BLITZER: Carol, thanks very much for that.

The dean of the White House press corps may be losing her seat. CNN's Jeanne Moos shows us why.


JEANNE MOOS, CNN CORRESPONDENT (voice-over): From celebs in courtside seats to the front row at fashion shows, editors may hide behind sunglasses. But Helen Thomas isn't hiding on the front row of history.

HELEN THOMAS, HEARST COLUMNIST: My question is, why did you really want to go to war?

MOOS: It is not as if she didn't warn the president against calling on her.

THOMAS: You're going to be sorry.


MOOS: And often they were.

GEORGE W. BUSH, PRESIDENT OF THE UNITED STATES: Hold on for a second -- excuse me for a second, please. Excuse me for a second, Helen. Excuse me.

MOOS: She's used to putting them on the hot seat. But now it's her seat that is hot. The legendary reporter turned columnist is losing her front-row perch. The White House Briefing Room is closed for renovations. But when it reopens, Helen will be relegated to the second row.

(voice-over): So who would have the nerve to bump Helen Thomas from the front row? Well, actually, it's us. CNN and FOX News. Both of the networks want to move up. And the only way for that to happen is for Helen to move back.

(voice-over): Since CNN has seniority, we would have probably gotten a front row seat anyway, but for FOX to also get one, Helen had to move. After more than three decades in the front row, is Helen livid?

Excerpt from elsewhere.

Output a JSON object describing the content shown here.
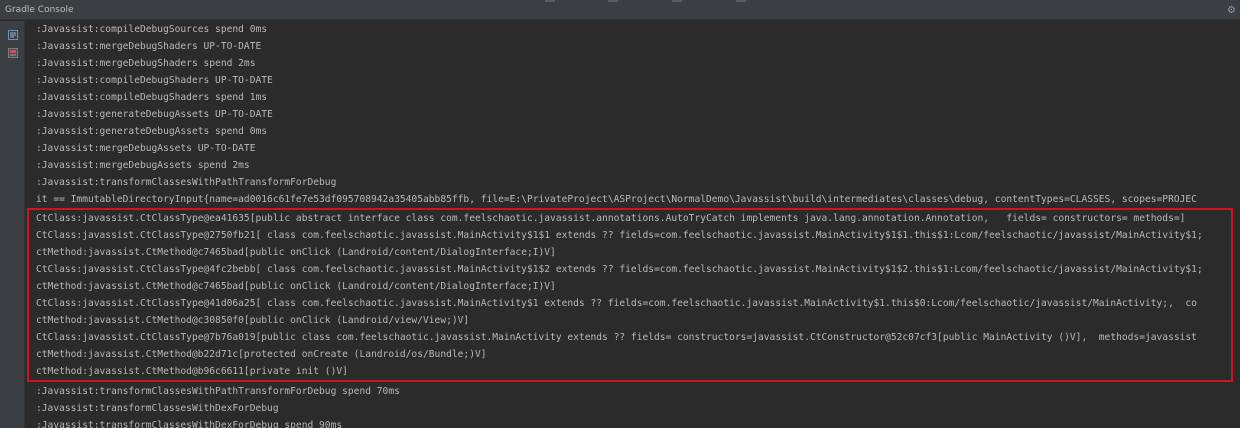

THOMAS: What I would like to know is why am I the story? There's a war going on.

MOOS: And she doesn't mean a war on her seat.

THOMAS: Are all of these stories untrue? Why...

BUSH: Let me finish? Ma'am, let me -- ma'am, please let me finish the question.

I can't thank the president enough for his hospitality. He didn't need to do this.

THOMAS: Yes, he did.

(LAUGHTER) MOOS: She's used to challenging authority, not seating charts.

THOMAS: I don't belong there in the front row. I can shout from any place.

MOOS: One of Helen's books may need a new title "Second Row at the White House." The White House Correspondents Association determines the seating and its president declares: "We love her and we'll take care of her."

THOMAS: Wowie.

MOOS: She's the only person to have a plaque with her name attached to her seat. President Bush once said of sparing with Helen...

BUSH: It's kind of like dancing together, isn't it?

MOOS: She has danced with nine different presidents and made a cameo and a funny video Bill Clinton made for a press dinner.


THOMAS: Are you still here?

MOOS: She'll still be here, probably causing a row from two rows away, this cookie...

THOMAS: Let me put my cookie down here.

MOOS: ... doesn't crumble.

Jeanne Moos, CNN, New York.


BLITZER: Let's wrap it up with some of the "Hot Shots" coming in from our friends over at the Associated Press, pictures likely to be in your hometown newspapers tomorrow.

In the Dominican Republic, a police officer launches tear gas at demonstrators protesting against highway conditions.

In Afghanistan, four Afghani men walk through the snow.

In Egypt, a poultry trader force-feeds corn to a turkey even though bird flu has killed 13 people in the country.

And in Las Vegas, a 15-year-old boy practices wheelchair skateboarding in park. Some of this hour's "Hot Shots," pictures often worth a thousand words.

That is it for us. We will see you back here tomorrow. Among our guests, can Republican Whip Roy Blunt save the president's Iraq policy? We will ask him, tomorrow, in THE SITUATION ROOM. Let's go to Paula in New York.